Intimate partner violence is complicated. Violence can be thought of as a learned behavior, often from the family of origin. A higher percentage of abusers were exposed to domestic violence growing up, although many children exposed to domestic violence do not abuse their intimate partners. The use of power and control can often become normalized and people may not realize there are different choices. When we see intimate partner violence through a trauma-informed lens, we realize that people's early experiences of trauma and abuse may greatly impact the way they relate with others. In addition, abuse in relationships is often influenced by social norms and the larger context of society around the use of violence and acceptance of force in intimate relationships.
Some common myths
MYTH: It is an easy option to leave an abusive relationship. “If it was really that bad they would leave. Why would someone stay if they were being abused? I wouldn’t stay for a second if that was happening to me.”
Leaving any relationship can be very difficult. The emotional ties, history, love, and commitment can all be rolled into a relationship. These aspects can make leaving very difficult for anyone. There are many people who don’t want to stop being with their partner they only want the use of violence and control to stop. Many want to maintain the family structure and keep their families together. Having the option to leave is much more complicated than packing a suitcase and walking out the door.
For many victims of intimate partner violence there are barriers to leaving such as: economic dependence; few viable options for a new place to live; lack of support from family and friends; and unhelpful responses from the criminal justice system or other agencies that question their reality and don’t want to believe them.

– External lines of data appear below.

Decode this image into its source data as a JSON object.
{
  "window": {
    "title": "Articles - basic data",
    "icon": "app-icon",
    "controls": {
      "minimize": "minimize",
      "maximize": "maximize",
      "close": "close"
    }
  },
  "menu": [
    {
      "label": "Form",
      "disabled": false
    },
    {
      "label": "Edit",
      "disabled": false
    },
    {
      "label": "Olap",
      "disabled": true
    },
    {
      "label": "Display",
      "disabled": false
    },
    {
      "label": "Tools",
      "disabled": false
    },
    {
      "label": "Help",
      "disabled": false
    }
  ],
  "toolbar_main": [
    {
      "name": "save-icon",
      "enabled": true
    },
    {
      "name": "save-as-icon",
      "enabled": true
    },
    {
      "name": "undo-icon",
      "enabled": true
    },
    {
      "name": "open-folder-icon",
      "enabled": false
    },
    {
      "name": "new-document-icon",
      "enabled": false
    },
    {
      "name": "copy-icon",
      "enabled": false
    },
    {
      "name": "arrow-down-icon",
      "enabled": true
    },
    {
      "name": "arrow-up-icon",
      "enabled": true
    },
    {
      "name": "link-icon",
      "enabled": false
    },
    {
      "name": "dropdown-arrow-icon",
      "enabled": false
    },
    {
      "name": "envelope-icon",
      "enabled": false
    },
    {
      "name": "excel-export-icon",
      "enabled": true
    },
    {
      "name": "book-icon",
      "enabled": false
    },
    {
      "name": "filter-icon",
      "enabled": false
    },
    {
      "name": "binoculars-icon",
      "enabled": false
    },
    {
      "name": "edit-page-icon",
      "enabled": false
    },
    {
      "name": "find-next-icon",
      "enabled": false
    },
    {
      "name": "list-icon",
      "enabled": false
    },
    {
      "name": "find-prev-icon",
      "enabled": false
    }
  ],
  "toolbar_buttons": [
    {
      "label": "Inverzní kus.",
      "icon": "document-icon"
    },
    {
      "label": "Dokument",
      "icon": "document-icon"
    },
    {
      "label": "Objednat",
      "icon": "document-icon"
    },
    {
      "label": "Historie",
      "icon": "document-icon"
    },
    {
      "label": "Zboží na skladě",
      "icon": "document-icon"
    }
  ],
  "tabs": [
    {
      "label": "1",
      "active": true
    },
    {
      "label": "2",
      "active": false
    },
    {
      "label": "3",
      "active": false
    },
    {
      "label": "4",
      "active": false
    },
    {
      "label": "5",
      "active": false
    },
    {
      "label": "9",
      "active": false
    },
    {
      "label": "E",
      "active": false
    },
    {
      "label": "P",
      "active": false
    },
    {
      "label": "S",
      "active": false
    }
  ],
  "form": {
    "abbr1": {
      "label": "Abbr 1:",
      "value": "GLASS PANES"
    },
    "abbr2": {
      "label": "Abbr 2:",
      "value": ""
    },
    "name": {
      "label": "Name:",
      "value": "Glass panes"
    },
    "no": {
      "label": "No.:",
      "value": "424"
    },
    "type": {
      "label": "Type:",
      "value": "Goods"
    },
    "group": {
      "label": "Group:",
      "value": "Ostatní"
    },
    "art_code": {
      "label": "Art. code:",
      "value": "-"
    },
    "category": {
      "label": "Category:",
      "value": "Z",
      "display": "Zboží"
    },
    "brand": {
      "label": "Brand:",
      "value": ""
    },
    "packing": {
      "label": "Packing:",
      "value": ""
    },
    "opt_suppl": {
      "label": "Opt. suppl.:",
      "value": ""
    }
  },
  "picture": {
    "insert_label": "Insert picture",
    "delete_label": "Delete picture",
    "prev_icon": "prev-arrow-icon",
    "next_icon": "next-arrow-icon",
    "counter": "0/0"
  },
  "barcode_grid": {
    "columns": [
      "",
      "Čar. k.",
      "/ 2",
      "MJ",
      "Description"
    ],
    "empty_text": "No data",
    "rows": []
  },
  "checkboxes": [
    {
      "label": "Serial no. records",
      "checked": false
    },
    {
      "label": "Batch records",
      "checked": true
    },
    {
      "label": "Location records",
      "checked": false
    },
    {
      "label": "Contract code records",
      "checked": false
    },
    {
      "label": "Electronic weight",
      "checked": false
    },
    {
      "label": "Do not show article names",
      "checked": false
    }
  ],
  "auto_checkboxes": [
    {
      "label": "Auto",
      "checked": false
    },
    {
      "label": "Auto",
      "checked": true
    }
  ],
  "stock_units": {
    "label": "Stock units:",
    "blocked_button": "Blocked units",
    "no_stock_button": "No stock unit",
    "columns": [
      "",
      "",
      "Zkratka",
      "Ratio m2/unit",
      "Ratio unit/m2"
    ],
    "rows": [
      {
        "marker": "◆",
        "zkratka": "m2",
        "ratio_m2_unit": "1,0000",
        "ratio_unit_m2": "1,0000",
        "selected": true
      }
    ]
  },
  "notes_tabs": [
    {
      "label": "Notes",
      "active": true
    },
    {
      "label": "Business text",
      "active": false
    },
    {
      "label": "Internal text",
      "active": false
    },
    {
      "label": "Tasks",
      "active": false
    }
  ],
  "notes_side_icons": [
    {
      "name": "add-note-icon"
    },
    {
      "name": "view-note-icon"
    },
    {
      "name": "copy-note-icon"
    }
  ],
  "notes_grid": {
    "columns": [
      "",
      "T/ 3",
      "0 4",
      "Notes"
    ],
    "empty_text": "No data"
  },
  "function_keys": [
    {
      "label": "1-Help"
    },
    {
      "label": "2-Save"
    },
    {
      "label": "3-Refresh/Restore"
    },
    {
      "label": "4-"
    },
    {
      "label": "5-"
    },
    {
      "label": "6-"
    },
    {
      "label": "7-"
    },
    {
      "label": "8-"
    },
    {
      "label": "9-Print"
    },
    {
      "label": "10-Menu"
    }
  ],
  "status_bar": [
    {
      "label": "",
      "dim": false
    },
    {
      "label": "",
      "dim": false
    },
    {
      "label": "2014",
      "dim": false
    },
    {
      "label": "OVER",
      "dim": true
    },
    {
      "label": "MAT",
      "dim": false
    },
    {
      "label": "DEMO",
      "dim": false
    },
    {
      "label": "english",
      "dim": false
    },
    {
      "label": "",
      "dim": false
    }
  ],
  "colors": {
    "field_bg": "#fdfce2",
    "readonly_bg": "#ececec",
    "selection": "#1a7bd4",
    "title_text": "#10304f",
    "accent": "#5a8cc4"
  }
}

Study after study has shown that the process of separating from and leaving an abusive partner can increase rather than diminish the danger for victims of intimate partner violence and their children. Victims live with threats such as, “if you leave me you will never see tomorrow” or “if you leave me you will never see the children again.” Abusers often increase these threats, and increase the violence and control tactics if they believe their partner is leaving or preparing to leave.
MYTH: Children aren’t impacted by the intimate partner violence that is occurring in their home. “Children don’t know what is going on if they aren’t in the room.”
Even if children are not present in the room or seeing the domestic violence, they are experiencing it. Research on brain development is providing new insights to how children are impacted by intimate partner violence in the home. Children have a good sense of knowing what is going on with their parents. In addition, studies show that child abuse occurs in 30-60% of family violence cases that involve families with children.